───── Source material
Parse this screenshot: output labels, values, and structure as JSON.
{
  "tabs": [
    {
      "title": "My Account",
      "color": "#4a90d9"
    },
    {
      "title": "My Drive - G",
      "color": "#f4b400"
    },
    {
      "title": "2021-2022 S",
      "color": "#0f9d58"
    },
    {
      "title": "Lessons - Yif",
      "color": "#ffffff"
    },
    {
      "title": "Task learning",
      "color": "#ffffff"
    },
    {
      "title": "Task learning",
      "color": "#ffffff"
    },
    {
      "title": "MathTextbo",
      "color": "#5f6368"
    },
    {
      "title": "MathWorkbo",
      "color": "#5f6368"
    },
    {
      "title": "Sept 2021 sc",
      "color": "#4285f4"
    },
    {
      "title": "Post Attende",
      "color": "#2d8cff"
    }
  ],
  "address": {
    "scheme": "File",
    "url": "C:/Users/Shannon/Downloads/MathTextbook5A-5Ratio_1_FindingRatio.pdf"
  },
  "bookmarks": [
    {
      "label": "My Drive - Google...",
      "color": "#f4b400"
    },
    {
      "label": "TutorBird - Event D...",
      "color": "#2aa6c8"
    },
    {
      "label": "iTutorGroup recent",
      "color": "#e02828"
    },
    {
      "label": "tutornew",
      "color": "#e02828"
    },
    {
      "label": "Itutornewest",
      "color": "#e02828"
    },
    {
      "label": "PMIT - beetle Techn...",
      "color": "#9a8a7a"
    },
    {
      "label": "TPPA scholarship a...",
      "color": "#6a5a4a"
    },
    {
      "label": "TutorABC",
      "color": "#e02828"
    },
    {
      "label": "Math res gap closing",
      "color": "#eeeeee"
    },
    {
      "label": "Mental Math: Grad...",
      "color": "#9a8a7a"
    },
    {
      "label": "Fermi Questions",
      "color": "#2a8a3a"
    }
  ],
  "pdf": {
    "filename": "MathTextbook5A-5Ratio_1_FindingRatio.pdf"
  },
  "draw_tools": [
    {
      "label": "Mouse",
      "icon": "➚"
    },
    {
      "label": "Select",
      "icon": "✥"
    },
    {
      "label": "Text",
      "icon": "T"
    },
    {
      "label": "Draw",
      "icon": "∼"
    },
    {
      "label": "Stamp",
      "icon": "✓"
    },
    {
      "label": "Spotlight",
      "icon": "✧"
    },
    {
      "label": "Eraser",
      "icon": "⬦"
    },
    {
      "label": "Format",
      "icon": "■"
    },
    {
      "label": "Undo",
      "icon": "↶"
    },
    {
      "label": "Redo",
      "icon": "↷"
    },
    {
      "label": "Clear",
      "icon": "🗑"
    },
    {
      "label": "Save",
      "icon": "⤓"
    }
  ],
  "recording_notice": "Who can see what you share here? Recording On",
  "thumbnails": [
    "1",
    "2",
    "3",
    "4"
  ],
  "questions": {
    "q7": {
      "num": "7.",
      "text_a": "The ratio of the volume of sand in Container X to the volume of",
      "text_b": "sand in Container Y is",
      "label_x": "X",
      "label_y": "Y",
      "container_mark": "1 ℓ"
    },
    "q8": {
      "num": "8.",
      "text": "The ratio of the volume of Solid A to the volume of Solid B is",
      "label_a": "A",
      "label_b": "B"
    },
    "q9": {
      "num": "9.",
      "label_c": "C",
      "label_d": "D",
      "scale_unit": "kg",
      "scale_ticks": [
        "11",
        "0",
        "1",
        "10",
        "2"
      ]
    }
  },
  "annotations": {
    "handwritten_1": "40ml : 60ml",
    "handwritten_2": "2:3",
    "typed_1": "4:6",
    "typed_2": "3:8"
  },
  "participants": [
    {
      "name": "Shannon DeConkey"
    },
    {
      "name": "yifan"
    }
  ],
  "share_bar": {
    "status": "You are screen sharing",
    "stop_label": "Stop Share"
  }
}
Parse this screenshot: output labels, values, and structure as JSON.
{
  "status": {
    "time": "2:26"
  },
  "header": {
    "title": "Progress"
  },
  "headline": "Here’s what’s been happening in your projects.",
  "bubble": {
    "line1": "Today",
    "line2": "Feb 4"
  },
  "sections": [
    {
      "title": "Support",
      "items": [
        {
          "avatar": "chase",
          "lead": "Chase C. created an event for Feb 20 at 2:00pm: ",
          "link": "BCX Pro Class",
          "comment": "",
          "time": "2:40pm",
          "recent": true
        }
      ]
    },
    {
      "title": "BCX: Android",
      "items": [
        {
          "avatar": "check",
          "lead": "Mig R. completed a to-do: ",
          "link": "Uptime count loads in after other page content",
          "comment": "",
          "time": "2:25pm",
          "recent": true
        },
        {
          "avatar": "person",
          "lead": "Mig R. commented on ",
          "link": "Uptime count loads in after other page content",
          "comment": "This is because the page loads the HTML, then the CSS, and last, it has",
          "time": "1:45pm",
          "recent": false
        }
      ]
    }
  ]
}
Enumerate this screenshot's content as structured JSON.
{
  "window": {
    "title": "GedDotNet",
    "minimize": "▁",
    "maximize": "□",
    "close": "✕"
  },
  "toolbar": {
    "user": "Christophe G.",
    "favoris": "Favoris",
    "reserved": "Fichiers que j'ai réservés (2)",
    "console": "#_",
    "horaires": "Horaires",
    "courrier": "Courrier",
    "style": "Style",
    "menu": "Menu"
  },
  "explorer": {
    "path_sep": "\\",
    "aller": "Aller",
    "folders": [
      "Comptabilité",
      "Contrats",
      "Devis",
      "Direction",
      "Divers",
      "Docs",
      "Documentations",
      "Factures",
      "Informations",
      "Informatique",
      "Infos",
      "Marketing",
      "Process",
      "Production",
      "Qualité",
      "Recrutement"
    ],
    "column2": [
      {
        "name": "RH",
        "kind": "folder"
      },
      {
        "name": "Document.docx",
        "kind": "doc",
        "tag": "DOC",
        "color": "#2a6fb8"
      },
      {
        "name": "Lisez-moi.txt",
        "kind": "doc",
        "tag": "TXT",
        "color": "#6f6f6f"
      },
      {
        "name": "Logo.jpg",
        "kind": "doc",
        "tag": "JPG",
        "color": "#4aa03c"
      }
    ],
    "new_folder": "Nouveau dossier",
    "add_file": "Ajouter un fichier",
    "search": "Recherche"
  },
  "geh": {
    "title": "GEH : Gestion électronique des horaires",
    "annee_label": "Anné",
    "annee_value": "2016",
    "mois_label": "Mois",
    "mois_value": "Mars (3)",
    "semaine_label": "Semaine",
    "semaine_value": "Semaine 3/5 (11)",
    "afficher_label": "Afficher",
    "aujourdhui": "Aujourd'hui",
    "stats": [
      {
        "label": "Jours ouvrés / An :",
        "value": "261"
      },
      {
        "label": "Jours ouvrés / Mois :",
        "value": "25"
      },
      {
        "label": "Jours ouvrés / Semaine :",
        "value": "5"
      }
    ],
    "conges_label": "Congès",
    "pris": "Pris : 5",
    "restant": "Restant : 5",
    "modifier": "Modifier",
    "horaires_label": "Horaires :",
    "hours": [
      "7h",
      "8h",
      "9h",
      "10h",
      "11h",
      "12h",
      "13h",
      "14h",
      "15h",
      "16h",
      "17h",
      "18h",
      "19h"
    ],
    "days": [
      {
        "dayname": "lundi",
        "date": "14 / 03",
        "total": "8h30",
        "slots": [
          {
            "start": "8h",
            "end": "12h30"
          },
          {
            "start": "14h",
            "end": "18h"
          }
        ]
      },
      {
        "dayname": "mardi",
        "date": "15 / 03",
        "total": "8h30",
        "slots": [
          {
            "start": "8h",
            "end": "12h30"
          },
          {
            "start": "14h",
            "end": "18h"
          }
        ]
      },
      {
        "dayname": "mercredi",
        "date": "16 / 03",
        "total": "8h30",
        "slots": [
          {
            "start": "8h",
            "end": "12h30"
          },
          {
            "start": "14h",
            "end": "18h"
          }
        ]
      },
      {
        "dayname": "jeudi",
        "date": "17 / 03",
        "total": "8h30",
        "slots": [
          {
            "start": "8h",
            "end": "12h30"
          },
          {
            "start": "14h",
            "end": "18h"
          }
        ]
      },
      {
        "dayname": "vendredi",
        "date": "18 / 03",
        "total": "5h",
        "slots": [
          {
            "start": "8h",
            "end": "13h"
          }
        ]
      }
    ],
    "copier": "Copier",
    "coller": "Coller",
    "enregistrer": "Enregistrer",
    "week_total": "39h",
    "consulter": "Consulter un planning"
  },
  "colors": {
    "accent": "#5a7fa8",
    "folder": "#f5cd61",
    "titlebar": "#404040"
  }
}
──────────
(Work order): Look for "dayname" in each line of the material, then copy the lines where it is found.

(Written solution):
        "dayname": "lundi",
        "dayname": "mardi",
        "dayname": "mercredi",
        "dayname": "jeudi",
        "dayname": "vendredi",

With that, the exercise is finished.